(Dataset records)

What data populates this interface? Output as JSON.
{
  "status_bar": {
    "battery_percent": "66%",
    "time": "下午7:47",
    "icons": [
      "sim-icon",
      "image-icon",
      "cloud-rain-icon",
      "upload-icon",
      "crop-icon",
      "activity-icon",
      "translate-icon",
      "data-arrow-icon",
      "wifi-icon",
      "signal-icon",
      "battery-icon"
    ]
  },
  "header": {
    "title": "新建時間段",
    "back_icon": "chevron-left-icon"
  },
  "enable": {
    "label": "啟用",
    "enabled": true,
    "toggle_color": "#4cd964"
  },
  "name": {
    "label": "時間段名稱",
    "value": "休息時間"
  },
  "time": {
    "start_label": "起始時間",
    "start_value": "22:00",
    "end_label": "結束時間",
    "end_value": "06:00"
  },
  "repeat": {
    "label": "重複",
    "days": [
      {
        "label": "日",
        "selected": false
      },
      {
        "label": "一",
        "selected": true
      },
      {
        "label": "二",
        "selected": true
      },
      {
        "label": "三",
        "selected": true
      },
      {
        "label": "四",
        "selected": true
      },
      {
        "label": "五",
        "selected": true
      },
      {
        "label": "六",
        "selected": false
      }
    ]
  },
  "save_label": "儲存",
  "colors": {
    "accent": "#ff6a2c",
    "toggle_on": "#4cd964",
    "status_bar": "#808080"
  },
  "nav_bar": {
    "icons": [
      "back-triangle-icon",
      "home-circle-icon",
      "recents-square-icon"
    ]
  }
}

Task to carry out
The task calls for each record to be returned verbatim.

Expected answer
What data populates this interface? Output as JSON.
{
  "status_bar": {
    "battery_percent": "66%",
    "time": "下午7:47",
    "icons": [
      "sim-icon",
      "image-icon",
      "cloud-rain-icon",
      "upload-icon",
      "crop-icon",
      "activity-icon",
      "translate-icon",
      "data-arrow-icon",
      "wifi-icon",
      "signal-icon",
      "battery-icon"
    ]
  },
  "header": {
    "title": "新建時間段",
    "back_icon": "chevron-left-icon"
  },
  "enable": {
    "label": "啟用",
    "enabled": true,
    "toggle_color": "#4cd964"
  },
  "name": {
    "label": "時間段名稱",
    "value": "休息時間"
  },
  "time": {
    "start_label": "起始時間",
    "start_value": "22:00",
    "end_label": "結束時間",
    "end_value": "06:00"
  },
  "repeat": {
    "label": "重複",
    "days": [
      {
        "label": "日",
        "selected": false
      },
      {
        "label": "一",
        "selected": true
      },
      {
        "label": "二",
        "selected": true
      },
      {
        "label": "三",
        "selected": true
      },
      {
        "label": "四",
        "selected": true
      },
      {
        "label": "五",
        "selected": true
      },
      {
        "label": "六",
        "selected": false
      }
    ]
  },
  "save_label": "儲存",
  "colors": {
    "accent": "#ff6a2c",
    "toggle_on": "#4cd964",
    "status_bar": "#808080"
  },
  "nav_bar": {
    "icons": [
      "back-triangle-icon",
      "home-circle-icon",
      "recents-square-icon"
    ]
  }
}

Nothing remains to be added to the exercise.